- _Source data_

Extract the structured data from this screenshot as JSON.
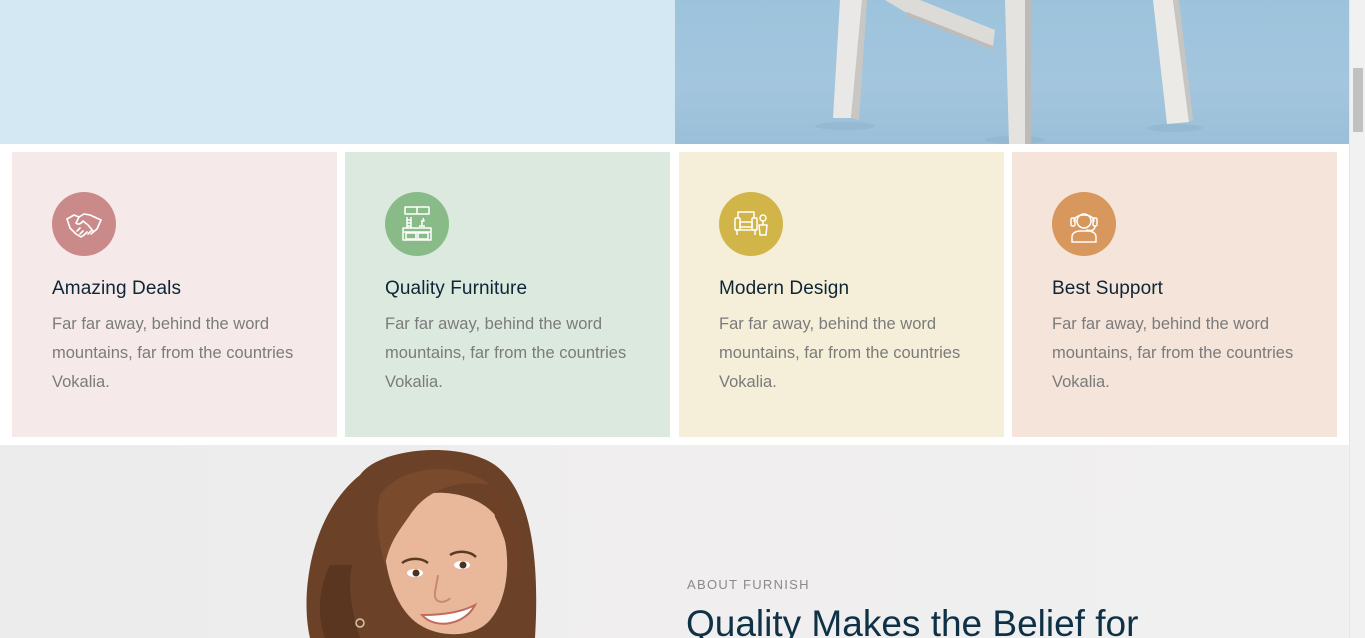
{
  "colors": {
    "hero_left": "#d4e8f3",
    "hero_right": "#9dc3dc",
    "card_backgrounds": [
      "#f5eae9",
      "#dce9de",
      "#f5efd9",
      "#f4e4d9"
    ],
    "icon_circles": [
      "#cb8a8a",
      "#88bb88",
      "#d1b548",
      "#d8975c"
    ],
    "heading": "#0e2535",
    "body_text": "#7b7b7b"
  },
  "features": [
    {
      "icon": "handshake-icon",
      "title": "Amazing Deals",
      "text": "Far far away, behind the word mountains, far from the countries Vokalia."
    },
    {
      "icon": "furniture-icon",
      "title": "Quality Furniture",
      "text": "Far far away, behind the word mountains, far from the countries Vokalia."
    },
    {
      "icon": "armchair-icon",
      "title": "Modern Design",
      "text": "Far far away, behind the word mountains, far from the countries Vokalia."
    },
    {
      "icon": "headset-icon",
      "title": "Best Support",
      "text": "Far far away, behind the word mountains, far from the countries Vokalia."
    }
  ],
  "about": {
    "kicker": "ABOUT FURNISH",
    "headline": "Quality Makes the Belief for"
  }
}
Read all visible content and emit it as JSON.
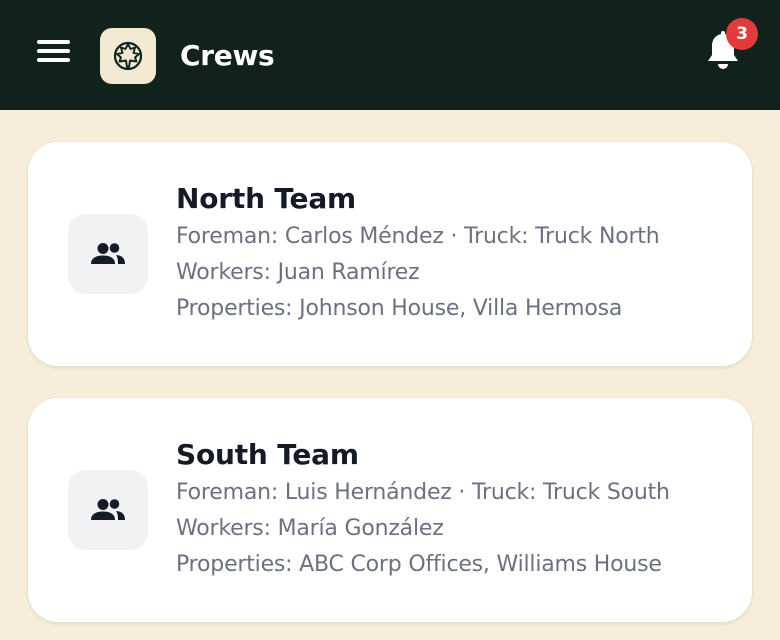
{
  "header": {
    "title": "Crews",
    "notification_count": "3",
    "colors": {
      "bar": "#10221b",
      "badge": "#e23b3b",
      "background": "#f6eeda"
    }
  },
  "crews": [
    {
      "name": "North Team",
      "foreman_line": "Foreman: Carlos Méndez · Truck: Truck North",
      "workers_line": "Workers: Juan Ramírez",
      "properties_line": "Properties: Johnson House, Villa Hermosa"
    },
    {
      "name": "South Team",
      "foreman_line": "Foreman: Luis Hernández · Truck: Truck South",
      "workers_line": "Workers: María González",
      "properties_line": "Properties: ABC Corp Offices, Williams House"
    }
  ],
  "icons": {
    "menu": "menu-icon",
    "logo": "maple-leaf-logo",
    "notifications": "bell-icon",
    "crew": "group-icon"
  }
}
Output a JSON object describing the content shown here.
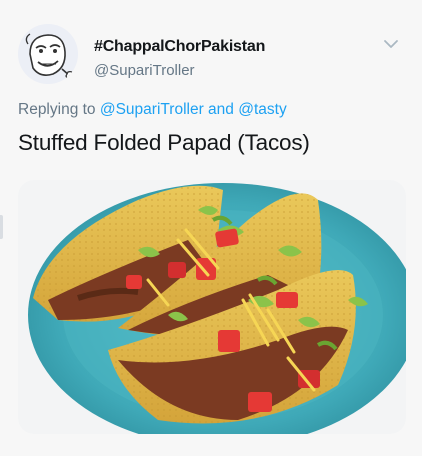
{
  "author": {
    "display_name": "#ChappalChorPakistan",
    "handle": "@SupariTroller"
  },
  "reply": {
    "prefix": "Replying to ",
    "mention_1": "@SupariTroller",
    "conjunction": " and ",
    "mention_2": "@tasty"
  },
  "tweet_text": "Stuffed Folded Papad (Tacos)",
  "icons": {
    "menu": "chevron-down-icon",
    "avatar": "avatar-image"
  },
  "colors": {
    "link": "#1da1f2",
    "secondary_text": "#657786",
    "primary_text": "#14171a",
    "plate": "#3fa9b8",
    "taco_shell": "#e2b94a"
  }
}
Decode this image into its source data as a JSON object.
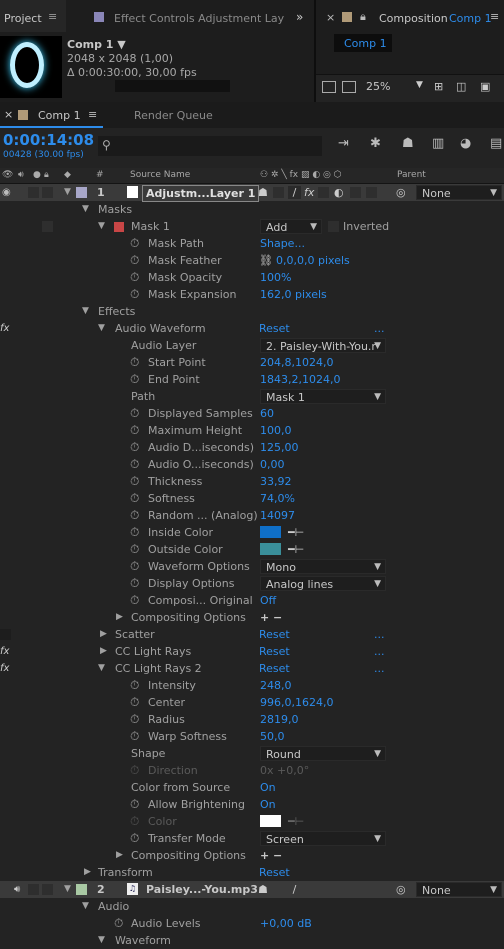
{
  "project_panel": {
    "tab": "Project",
    "comp_name": "Comp 1 ▼",
    "size": "2048 x 2048 (1,00)",
    "duration": "Δ 0:00:30:00, 30,00 fps"
  },
  "effect_controls": {
    "tab": "Effect Controls Adjustment Lay"
  },
  "composition_panel": {
    "tab": "Composition",
    "tab_comp": "Comp 1",
    "sub_tab": "Comp 1",
    "zoom": "25%"
  },
  "timeline": {
    "tab": "Comp 1",
    "render_queue": "Render Queue",
    "timecode": "0:00:14:08",
    "frame": "00428 (30.00 fps)"
  },
  "headers": {
    "num": "#",
    "source": "Source Name",
    "parent": "Parent"
  },
  "layer1": {
    "num": "1",
    "name": "Adjustm...Layer 1",
    "parent": "None"
  },
  "masks": {
    "group": "Masks",
    "mask": "Mask 1",
    "mode": "Add",
    "inverted": "Inverted",
    "path_lbl": "Mask Path",
    "path_val": "Shape...",
    "feather_lbl": "Mask Feather",
    "feather_val": "0,0,0,0 pixels",
    "opacity_lbl": "Mask Opacity",
    "opacity_val": "100%",
    "expansion_lbl": "Mask Expansion",
    "expansion_val": "162,0 pixels"
  },
  "effects": {
    "group": "Effects",
    "reset": "Reset",
    "dots": "..."
  },
  "audio_waveform": {
    "name": "Audio Waveform",
    "audio_layer_lbl": "Audio Layer",
    "audio_layer_val": "2. Paisley-With-You.r",
    "start_lbl": "Start Point",
    "start_val": "204,8,1024,0",
    "end_lbl": "End Point",
    "end_val": "1843,2,1024,0",
    "path_lbl": "Path",
    "path_val": "Mask 1",
    "samples_lbl": "Displayed Samples",
    "samples_val": "60",
    "maxh_lbl": "Maximum Height",
    "maxh_val": "100,0",
    "adur_lbl": "Audio D...iseconds)",
    "adur_val": "125,00",
    "aoff_lbl": "Audio O...iseconds)",
    "aoff_val": "0,00",
    "thick_lbl": "Thickness",
    "thick_val": "33,92",
    "soft_lbl": "Softness",
    "soft_val": "74,0%",
    "rand_lbl": "Random ... (Analog)",
    "rand_val": "14097",
    "inside_lbl": "Inside Color",
    "inside_color": "#0f6fc8",
    "outside_lbl": "Outside Color",
    "outside_color": "#3a8f9a",
    "wopt_lbl": "Waveform Options",
    "wopt_val": "Mono",
    "dopt_lbl": "Display Options",
    "dopt_val": "Analog lines",
    "comp_lbl": "Composi... Original",
    "comp_val": "Off",
    "compopt_lbl": "Compositing Options",
    "plusminus": "+ −"
  },
  "scatter": {
    "name": "Scatter"
  },
  "light1": {
    "name": "CC Light Rays"
  },
  "light2": {
    "name": "CC Light Rays 2",
    "int_lbl": "Intensity",
    "int_val": "248,0",
    "center_lbl": "Center",
    "center_val": "996,0,1624,0",
    "radius_lbl": "Radius",
    "radius_val": "2819,0",
    "warp_lbl": "Warp Softness",
    "warp_val": "50,0",
    "shape_lbl": "Shape",
    "shape_val": "Round",
    "dir_lbl": "Direction",
    "dir_val": "0x +0,0°",
    "cfs_lbl": "Color from Source",
    "cfs_val": "On",
    "ab_lbl": "Allow Brightening",
    "ab_val": "On",
    "color_lbl": "Color",
    "tm_lbl": "Transfer Mode",
    "tm_val": "Screen",
    "compopt_lbl": "Compositing Options"
  },
  "transform": {
    "name": "Transform",
    "reset": "Reset"
  },
  "layer2": {
    "num": "2",
    "name": "Paisley...-You.mp3",
    "parent": "None",
    "audio": "Audio",
    "levels_lbl": "Audio Levels",
    "levels_val": "+0,00 dB",
    "waveform": "Waveform"
  }
}
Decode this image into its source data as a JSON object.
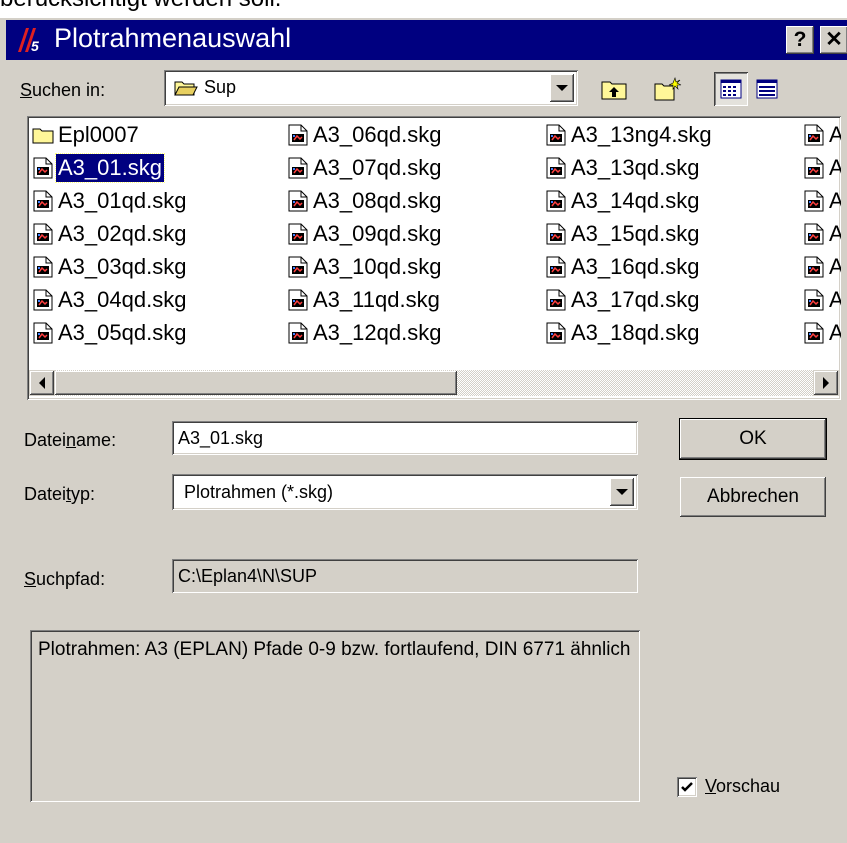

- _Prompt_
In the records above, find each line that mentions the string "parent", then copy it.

- _Answer to this exercise_
    "parent": "Parent"
    "parent": "None"
    "parent": "None",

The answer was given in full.